Gifted Test – Why yes, I do have something to complain about….
So as I mentioned, I took my son to the gifted test today (testing for a 2nd grade spot.) Thanks to blog poster “Y” for keeping me company during the test.
Anyhow, to dump a little information:
-I gave my son the COGAT sample questions this morning and he said that the actual test he took seemed different from it. (Man, it is SO great to be able to pump him for information now, unlike when he was 4!) So, from the mouth of a 6yo, maybe the test is not COGAT (that’s the test that is used in NYC.)
-He did say that a test person read through all the questions, telling them what to do for each and then they had to fill in a bubble with the right answer.

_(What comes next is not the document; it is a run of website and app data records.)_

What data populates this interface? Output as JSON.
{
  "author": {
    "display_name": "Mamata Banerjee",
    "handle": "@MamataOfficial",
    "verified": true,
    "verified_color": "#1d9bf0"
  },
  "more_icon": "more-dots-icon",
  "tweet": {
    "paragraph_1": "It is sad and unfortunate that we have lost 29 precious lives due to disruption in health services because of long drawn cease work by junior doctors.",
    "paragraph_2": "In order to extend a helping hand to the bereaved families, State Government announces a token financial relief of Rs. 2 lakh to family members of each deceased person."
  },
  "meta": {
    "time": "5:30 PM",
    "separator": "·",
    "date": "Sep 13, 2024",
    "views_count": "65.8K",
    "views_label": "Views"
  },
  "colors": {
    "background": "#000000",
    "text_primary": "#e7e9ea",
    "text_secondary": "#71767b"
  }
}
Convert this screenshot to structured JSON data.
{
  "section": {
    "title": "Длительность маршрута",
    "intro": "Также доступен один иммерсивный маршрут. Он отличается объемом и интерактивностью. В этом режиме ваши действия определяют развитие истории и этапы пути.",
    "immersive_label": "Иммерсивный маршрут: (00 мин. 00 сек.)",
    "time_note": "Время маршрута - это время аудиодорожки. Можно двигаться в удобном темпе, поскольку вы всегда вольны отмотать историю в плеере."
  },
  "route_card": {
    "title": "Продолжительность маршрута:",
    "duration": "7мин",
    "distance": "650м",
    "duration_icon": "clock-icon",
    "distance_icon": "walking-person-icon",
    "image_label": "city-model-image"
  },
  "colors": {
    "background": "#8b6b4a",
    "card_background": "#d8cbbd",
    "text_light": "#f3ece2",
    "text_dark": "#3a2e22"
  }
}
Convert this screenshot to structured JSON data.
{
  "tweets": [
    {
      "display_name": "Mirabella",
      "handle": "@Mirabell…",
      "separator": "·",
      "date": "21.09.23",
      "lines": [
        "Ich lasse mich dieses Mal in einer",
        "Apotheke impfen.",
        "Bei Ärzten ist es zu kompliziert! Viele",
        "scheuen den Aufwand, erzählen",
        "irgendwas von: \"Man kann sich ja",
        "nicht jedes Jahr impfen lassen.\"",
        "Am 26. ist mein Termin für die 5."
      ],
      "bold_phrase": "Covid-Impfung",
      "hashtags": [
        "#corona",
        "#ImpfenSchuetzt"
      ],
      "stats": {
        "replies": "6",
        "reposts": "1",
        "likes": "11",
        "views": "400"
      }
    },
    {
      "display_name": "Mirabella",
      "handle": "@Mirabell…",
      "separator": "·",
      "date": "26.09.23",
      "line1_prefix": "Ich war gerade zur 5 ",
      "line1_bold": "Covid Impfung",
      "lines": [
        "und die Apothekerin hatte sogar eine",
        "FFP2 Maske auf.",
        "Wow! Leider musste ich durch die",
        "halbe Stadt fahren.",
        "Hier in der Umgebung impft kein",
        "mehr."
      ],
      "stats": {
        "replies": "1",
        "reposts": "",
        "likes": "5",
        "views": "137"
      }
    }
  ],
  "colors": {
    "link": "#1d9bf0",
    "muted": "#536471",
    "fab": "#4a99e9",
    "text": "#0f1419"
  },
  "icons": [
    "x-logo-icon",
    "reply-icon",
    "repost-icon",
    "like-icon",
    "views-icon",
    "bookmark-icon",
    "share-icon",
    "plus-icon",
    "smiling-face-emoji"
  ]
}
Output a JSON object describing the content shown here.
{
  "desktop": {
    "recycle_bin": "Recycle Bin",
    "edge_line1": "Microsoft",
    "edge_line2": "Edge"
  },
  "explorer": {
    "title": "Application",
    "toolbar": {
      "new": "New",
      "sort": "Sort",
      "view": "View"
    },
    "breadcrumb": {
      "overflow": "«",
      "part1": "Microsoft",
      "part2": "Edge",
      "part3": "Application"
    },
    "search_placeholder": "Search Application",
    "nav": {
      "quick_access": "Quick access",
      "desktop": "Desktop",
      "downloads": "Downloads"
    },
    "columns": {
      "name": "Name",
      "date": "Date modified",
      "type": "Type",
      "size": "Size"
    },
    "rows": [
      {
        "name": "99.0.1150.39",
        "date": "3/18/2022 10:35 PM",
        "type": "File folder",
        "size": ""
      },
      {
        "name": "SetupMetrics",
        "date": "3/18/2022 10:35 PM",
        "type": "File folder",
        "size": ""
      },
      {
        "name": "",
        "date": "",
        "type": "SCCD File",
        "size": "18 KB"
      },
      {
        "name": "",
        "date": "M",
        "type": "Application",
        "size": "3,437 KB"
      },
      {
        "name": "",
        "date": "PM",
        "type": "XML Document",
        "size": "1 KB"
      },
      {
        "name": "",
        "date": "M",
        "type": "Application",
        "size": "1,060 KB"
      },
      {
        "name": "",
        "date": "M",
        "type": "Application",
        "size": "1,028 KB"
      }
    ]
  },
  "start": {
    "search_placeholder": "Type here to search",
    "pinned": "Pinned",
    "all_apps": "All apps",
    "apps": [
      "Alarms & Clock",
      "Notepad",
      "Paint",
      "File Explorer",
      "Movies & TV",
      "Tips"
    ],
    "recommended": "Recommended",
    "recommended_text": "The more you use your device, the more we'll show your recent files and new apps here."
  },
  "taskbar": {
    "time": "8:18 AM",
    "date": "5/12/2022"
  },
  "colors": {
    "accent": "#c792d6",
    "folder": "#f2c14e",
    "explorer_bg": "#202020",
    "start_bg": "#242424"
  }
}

OK, so now for the complaining part. Keep in mind that my background is in marketing research so I’m all about test validity. So… they split the kids into 3 color groups and took each group away to another test room. We waited maybe an hour and 10 min and group 1 comes back. Shortly thereafter, group 2 comes back. Waiting, waiting….. our kids’ group was still in the test over a full 30 MINUTES more than the other groups. I finally went up to the 2 (grad school looking) administrators at the front of the room and started yammering about why it was taking so long and throwing out words like “testing bias” which I *think* accurately describes my issue.
I asked them at what pace the test administrator goes through the questions and whether they wait for each child to finish before moving on to the next question. They told me that the extra time my kid was gone was most likely due to a longer bathroom break (meaning maybe all the kids had to go) AND they also said that the administrator tries to make sure each kid is ready to progress before moving on. Uh, WHAT?! Is it just me or does that seem insane? THAT is testing bias, people. There were 3 test rooms today and 2 seemed to move at a pretty good clip while 1 group may have had a couple slowpokes who dragged out the entire test for all the kids.
The question is… how does that influence the results? One the one hand, a non-slow kid could have more time to think about their choices and do better. On the other hand, a non-slow kid could get bored out of their mind and lose interest with an extra 30 minutes crammed in there. Not to mention the having-to-pee-because-your-mom-bribed-you-with-McDonald’s-beforehand factor.
I know I sound obsessed, but it just bugs me because it shouldn’t be THAT uneven of a test time. And it bugs me that they weren’t concerned about it.
I guess we’ll find out a few days after March 15 when the scores go out. My son said he did pretty well but then he didn’t do well when he had to pee. Interesting report.
Entry filed under: Gifted / Classical Testing.